[[ Source records open ]]

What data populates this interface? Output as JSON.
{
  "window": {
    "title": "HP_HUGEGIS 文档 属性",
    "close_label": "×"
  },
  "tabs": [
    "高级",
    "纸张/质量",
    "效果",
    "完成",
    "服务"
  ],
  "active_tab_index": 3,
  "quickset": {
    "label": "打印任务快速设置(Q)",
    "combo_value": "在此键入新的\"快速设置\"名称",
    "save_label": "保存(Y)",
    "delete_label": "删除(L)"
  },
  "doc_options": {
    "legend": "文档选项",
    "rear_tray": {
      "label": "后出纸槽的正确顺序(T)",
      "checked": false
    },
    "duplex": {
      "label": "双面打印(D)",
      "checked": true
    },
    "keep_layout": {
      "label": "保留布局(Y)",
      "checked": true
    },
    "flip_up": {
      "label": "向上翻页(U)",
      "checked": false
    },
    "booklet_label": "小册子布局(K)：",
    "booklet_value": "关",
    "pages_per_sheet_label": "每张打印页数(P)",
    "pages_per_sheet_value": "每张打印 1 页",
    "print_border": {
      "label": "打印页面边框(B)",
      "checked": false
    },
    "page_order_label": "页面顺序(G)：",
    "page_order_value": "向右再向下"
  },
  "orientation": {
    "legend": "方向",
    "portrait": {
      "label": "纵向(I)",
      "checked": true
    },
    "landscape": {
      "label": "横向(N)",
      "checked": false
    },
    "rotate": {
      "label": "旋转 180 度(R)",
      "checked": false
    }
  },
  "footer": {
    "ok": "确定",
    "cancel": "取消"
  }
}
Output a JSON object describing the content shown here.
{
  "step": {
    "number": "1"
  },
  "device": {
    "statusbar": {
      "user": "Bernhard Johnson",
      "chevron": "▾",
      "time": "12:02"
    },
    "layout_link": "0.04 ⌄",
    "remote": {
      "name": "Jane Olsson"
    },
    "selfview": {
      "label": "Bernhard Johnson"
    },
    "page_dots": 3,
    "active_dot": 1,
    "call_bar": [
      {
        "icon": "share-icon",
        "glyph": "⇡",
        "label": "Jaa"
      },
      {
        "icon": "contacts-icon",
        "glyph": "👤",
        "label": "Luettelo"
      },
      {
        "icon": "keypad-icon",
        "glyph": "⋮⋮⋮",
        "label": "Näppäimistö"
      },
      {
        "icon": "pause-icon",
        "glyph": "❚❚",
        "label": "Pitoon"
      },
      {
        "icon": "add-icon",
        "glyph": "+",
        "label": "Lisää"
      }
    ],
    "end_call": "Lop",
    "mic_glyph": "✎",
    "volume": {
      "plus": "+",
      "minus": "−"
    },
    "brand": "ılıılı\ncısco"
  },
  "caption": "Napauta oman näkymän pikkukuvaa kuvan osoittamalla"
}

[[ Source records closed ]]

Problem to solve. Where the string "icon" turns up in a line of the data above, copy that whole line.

Answer for this exercise.
        "icon": "share-icon",
        "icon": "contacts-icon",
        "icon": "keypad-icon",
        "icon": "pause-icon",
        "icon": "add-icon",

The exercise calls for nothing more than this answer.